Horowitz: I think I was always interested in how a different form of (storytelling) can affect how that story can be told. So this process of moving from audio to visual has been very much about that.
Bloomberg: I could not stop watching TV and I could not stop going to the movie theater. I wanted to do that as long as I can remember – that was the only thing I cared about or thought was interesting, really. I think the style that I write in – I would listen to unedited TV all day as a sound mixer, and so I would listen to documentaries and corporate videos and as far as doing a feature film or whatever it was I would listen to people talking all day long for like 14-16 hours a day.

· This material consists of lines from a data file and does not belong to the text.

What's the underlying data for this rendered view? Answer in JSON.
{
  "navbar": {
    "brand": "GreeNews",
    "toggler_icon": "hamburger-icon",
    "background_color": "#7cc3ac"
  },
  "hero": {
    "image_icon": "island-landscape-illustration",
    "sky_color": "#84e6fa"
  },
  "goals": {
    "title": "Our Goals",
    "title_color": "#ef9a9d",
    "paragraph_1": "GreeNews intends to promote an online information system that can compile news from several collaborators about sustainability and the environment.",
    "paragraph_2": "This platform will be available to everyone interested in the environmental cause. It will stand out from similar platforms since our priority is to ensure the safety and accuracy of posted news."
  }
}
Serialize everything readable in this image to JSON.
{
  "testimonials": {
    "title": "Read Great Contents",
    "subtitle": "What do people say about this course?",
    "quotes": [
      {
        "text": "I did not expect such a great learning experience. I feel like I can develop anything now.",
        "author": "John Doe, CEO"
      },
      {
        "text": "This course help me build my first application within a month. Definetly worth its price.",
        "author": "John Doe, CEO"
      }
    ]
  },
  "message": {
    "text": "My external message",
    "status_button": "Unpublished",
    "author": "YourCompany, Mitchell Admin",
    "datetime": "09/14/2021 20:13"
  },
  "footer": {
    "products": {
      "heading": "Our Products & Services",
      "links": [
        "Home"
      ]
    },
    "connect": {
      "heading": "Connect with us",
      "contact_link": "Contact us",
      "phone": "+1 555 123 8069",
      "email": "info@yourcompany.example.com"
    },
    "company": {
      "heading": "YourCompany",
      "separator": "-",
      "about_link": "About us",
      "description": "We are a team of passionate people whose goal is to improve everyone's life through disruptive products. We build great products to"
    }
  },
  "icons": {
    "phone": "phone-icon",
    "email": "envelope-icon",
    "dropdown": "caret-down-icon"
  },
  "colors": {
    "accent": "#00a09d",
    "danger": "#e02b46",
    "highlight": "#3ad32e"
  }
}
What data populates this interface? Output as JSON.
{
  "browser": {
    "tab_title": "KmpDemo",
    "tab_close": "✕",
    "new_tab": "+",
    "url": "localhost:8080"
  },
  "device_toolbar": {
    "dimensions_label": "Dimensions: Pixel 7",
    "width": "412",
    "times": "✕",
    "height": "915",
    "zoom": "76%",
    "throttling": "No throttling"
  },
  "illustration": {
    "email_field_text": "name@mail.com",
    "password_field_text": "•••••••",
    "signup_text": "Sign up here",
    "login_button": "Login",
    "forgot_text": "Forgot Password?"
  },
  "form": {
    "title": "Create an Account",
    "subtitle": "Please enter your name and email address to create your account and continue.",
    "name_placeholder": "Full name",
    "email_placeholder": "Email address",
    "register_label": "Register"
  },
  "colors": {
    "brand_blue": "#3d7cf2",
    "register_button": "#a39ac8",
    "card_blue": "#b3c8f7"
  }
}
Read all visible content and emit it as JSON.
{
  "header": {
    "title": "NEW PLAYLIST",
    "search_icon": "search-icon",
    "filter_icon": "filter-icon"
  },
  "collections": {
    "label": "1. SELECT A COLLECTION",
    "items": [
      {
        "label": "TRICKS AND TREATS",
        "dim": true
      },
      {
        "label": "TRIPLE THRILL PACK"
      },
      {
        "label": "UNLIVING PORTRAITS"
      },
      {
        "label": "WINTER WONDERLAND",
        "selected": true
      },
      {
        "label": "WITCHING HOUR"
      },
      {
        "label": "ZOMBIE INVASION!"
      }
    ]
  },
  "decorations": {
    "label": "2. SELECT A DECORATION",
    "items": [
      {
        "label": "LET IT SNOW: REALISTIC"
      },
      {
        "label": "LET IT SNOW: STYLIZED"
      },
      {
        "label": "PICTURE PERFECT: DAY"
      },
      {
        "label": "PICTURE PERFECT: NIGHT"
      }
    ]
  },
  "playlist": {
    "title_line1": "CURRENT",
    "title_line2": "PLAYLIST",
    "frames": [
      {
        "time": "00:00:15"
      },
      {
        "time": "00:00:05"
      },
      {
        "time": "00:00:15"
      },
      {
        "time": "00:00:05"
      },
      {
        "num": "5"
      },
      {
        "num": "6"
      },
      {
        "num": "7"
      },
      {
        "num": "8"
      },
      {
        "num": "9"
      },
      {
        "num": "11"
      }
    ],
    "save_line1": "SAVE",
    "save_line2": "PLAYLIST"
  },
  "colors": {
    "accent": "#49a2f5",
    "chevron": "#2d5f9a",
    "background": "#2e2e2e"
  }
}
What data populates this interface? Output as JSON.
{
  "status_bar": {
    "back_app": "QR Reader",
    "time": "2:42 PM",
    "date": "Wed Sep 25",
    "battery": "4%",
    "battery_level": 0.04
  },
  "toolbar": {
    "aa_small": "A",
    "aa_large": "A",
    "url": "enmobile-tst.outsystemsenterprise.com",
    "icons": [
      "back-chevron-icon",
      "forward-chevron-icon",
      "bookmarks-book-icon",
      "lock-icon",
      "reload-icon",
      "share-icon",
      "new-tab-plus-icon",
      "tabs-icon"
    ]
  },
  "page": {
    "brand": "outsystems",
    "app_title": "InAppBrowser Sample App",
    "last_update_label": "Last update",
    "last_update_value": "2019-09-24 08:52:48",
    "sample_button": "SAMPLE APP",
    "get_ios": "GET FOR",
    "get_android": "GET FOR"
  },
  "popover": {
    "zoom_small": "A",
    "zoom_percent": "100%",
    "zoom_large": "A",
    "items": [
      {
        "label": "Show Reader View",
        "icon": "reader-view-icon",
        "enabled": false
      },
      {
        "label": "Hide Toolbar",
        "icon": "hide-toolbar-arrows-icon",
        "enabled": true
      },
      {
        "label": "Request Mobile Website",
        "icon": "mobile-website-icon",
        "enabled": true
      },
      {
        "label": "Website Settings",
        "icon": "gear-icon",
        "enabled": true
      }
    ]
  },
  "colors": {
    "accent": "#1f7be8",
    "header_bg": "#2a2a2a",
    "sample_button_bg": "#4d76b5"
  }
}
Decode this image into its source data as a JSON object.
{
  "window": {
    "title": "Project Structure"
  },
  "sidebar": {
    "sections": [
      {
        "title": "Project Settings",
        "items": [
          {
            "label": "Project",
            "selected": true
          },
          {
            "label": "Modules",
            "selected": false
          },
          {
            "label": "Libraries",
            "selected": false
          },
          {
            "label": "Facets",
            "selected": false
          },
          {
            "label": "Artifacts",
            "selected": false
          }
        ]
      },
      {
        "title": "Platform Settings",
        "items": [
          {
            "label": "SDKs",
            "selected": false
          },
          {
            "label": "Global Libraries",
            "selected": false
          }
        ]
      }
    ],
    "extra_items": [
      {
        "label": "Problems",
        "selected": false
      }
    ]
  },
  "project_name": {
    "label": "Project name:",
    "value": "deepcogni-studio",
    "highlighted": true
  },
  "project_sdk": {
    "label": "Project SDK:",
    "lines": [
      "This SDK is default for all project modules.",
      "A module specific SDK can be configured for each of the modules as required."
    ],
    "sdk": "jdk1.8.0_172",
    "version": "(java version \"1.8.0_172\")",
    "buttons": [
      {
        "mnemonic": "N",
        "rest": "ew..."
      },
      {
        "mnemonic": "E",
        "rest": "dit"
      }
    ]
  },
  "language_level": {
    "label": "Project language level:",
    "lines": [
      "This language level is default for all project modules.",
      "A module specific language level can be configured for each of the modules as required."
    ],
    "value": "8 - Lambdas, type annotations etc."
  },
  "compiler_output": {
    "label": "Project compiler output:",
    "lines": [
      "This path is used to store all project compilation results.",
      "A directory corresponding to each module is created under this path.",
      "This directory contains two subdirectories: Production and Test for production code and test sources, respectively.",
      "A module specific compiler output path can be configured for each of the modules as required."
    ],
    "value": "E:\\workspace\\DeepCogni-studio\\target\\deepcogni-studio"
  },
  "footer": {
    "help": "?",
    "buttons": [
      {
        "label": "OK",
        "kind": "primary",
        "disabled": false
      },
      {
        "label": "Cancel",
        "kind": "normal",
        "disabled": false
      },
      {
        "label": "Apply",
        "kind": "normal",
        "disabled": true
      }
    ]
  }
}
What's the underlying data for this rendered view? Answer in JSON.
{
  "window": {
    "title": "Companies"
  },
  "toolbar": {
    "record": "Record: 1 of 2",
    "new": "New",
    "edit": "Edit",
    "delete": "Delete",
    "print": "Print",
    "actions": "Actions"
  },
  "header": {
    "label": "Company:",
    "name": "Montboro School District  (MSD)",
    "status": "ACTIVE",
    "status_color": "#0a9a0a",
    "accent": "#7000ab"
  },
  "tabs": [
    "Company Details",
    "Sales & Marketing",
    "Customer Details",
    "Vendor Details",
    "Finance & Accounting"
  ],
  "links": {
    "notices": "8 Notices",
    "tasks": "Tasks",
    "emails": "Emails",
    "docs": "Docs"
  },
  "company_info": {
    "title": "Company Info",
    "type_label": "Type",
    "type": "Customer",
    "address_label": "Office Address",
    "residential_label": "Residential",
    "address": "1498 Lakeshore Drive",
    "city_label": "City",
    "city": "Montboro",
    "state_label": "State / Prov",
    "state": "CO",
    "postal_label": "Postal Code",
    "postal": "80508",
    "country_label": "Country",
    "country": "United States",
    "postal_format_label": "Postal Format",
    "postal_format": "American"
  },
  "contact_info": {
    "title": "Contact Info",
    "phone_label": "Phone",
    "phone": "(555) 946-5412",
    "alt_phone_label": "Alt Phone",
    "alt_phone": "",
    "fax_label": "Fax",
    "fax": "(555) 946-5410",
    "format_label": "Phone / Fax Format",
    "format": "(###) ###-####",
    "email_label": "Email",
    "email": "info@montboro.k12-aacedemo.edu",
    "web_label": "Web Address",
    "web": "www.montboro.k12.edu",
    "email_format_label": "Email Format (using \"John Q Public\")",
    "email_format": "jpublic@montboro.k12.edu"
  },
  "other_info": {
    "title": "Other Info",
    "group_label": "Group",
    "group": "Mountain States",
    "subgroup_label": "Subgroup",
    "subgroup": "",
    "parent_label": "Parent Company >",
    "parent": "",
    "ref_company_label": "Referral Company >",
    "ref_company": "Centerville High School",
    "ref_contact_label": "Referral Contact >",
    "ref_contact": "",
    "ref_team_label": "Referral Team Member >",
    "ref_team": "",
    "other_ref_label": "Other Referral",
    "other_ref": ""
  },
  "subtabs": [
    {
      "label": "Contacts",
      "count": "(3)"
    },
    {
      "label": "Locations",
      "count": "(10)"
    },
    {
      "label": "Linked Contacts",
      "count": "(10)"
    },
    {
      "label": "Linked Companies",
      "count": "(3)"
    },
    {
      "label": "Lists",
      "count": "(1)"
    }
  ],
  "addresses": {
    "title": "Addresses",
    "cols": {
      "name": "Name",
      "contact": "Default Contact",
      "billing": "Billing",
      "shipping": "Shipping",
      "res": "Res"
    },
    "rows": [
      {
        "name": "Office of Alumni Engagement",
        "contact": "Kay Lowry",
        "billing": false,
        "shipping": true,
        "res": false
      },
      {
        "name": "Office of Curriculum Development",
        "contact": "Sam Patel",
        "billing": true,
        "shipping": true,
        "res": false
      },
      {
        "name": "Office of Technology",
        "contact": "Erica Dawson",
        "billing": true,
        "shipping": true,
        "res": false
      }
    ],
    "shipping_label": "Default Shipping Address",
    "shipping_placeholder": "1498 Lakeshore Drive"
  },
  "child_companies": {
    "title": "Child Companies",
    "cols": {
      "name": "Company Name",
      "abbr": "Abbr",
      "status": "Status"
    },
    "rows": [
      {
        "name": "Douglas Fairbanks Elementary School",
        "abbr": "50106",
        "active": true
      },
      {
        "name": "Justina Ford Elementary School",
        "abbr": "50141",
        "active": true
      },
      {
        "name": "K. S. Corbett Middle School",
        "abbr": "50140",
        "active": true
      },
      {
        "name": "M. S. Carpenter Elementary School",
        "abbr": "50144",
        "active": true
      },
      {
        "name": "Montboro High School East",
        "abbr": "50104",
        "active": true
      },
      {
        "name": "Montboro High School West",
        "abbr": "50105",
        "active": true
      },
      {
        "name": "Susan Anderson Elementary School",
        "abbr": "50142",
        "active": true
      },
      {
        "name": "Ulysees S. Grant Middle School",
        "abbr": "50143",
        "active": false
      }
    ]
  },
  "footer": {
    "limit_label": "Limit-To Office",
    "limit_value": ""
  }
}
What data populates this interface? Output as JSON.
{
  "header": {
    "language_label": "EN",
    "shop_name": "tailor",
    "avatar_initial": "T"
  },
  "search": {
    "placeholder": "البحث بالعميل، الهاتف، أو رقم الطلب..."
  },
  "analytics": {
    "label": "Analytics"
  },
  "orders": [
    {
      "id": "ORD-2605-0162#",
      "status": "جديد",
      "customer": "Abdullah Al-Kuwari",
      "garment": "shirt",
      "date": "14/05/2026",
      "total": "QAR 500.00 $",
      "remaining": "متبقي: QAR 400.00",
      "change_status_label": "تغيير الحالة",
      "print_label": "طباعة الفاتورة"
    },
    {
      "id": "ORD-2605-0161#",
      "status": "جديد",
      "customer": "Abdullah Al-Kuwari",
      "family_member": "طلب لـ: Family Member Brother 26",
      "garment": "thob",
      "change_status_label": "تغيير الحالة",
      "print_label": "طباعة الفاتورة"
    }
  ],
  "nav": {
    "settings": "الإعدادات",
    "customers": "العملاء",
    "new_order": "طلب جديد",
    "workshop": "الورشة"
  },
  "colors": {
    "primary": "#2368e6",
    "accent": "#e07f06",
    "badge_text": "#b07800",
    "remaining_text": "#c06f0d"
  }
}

And then I would go home on nights and weekends and I would need to dump this speech out somewhere. And so I was always writing but once I started sound mixing it really affected my ability to mimic speech. All those hours of listening to people had a drastic effect on how I render our language.
Forecasters are predicting audio is the next great frontier. How do you feel about its place in the content marketplace?
Horowitz: I do think audio occupies an interesting space because there is something specific about how our brain works, even just you can become engaged in a story just as you are driving or mowing the lawn – that is just a factual feature that audio, television, or books don’t have. So it is an interesting way of getting information while other parts of your brain and body are free. I don’t think that’s going away, so it’s interesting.
Bloomberg: I’m not an expert on any of this stuff but I just find it cuts through clutter in a weird way. Someone’s talking and you’re listening. It’s not multi-phased. You’re not in a 3D room (thinking) where do I even go? You’re not watching a screen with a million other options and you’re being inundated. It’s just like a person is talking. When I get in my car and I listen to an Audible book or something like that, it’s incredibly soothing how straightforward that transaction is.
****Homecoming premieres on Amazon Prime on November 2. Check out my review on the previous post!